**Action item**: Record by record, give the entire listing again exactly.
━━━━━ Data listing ━━━━━
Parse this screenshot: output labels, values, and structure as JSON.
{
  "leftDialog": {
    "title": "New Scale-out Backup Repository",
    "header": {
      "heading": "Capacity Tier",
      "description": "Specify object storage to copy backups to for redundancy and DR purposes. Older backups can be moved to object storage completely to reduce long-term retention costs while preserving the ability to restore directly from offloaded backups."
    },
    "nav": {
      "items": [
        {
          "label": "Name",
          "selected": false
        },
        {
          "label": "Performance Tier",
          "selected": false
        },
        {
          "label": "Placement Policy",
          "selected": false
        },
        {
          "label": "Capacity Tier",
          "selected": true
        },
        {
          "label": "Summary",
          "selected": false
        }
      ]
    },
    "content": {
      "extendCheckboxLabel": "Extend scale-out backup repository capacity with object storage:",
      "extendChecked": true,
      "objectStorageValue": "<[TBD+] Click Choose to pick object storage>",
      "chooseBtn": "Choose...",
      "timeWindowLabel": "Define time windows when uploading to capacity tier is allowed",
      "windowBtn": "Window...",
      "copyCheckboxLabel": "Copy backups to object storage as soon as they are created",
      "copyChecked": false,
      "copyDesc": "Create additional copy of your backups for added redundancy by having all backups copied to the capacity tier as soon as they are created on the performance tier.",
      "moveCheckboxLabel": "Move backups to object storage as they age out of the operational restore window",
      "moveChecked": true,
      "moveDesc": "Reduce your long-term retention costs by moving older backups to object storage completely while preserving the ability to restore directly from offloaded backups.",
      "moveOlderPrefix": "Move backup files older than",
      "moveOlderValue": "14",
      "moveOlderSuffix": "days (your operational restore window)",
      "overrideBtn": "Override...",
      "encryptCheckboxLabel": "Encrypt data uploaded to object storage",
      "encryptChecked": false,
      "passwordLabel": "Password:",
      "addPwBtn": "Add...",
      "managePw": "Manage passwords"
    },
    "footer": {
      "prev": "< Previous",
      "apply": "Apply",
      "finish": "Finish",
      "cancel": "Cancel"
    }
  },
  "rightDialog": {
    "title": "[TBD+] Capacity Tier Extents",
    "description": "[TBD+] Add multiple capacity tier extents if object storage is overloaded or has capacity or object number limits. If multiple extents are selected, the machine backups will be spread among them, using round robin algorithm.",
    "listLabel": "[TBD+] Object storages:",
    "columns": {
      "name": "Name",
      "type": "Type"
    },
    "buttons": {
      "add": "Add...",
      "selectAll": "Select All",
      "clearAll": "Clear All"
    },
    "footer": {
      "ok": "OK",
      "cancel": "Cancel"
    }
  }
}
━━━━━
**Solution to this task**:
Parse this screenshot: output labels, values, and structure as JSON.
{
  "leftDialog": {
    "title": "New Scale-out Backup Repository",
    "header": {
      "heading": "Capacity Tier",
      "description": "Specify object storage to copy backups to for redundancy and DR purposes. Older backups can be moved to object storage completely to reduce long-term retention costs while preserving the ability to restore directly from offloaded backups."
    },
    "nav": {
      "items": [
        {
          "label": "Name",
          "selected": false
        },
        {
          "label": "Performance Tier",
          "selected": false
        },
        {
          "label": "Placement Policy",
          "selected": false
        },
        {
          "label": "Capacity Tier",
          "selected": true
        },
        {
          "label": "Summary",
          "selected": false
        }
      ]
    },
    "content": {
      "extendCheckboxLabel": "Extend scale-out backup repository capacity with object storage:",
      "extendChecked": true,
      "objectStorageValue": "<[TBD+] Click Choose to pick object storage>",
      "chooseBtn": "Choose...",
      "timeWindowLabel": "Define time windows when uploading to capacity tier is allowed",
      "windowBtn": "Window...",
      "copyCheckboxLabel": "Copy backups to object storage as soon as they are created",
      "copyChecked": false,
      "copyDesc": "Create additional copy of your backups for added redundancy by having all backups copied to the capacity tier as soon as they are created on the performance tier.",
      "moveCheckboxLabel": "Move backups to object storage as they age out of the operational restore window",
      "moveChecked": true,
      "moveDesc": "Reduce your long-term retention costs by moving older backups to object storage completely while preserving the ability to restore directly from offloaded backups.",
      "moveOlderPrefix": "Move backup files older than",
      "moveOlderValue": "14",
      "moveOlderSuffix": "days (your operational restore window)",
      "overrideBtn": "Override...",
      "encryptCheckboxLabel": "Encrypt data uploaded to object storage",
      "encryptChecked": false,
      "passwordLabel": "Password:",
      "addPwBtn": "Add...",
      "managePw": "Manage passwords"
    },
    "footer": {
      "prev": "< Previous",
      "apply": "Apply",
      "finish": "Finish",
      "cancel": "Cancel"
    }
  },
  "rightDialog": {
    "title": "[TBD+] Capacity Tier Extents",
    "description": "[TBD+] Add multiple capacity tier extents if object storage is overloaded or has capacity or object number limits. If multiple extents are selected, the machine backups will be spread among them, using round robin algorithm.",
    "listLabel": "[TBD+] Object storages:",
    "columns": {
      "name": "Name",
      "type": "Type"
    },
    "buttons": {
      "add": "Add...",
      "selectAll": "Select All",
      "clearAll": "Clear All"
    },
    "footer": {
      "ok": "OK",
      "cancel": "Cancel"
    }
  }
}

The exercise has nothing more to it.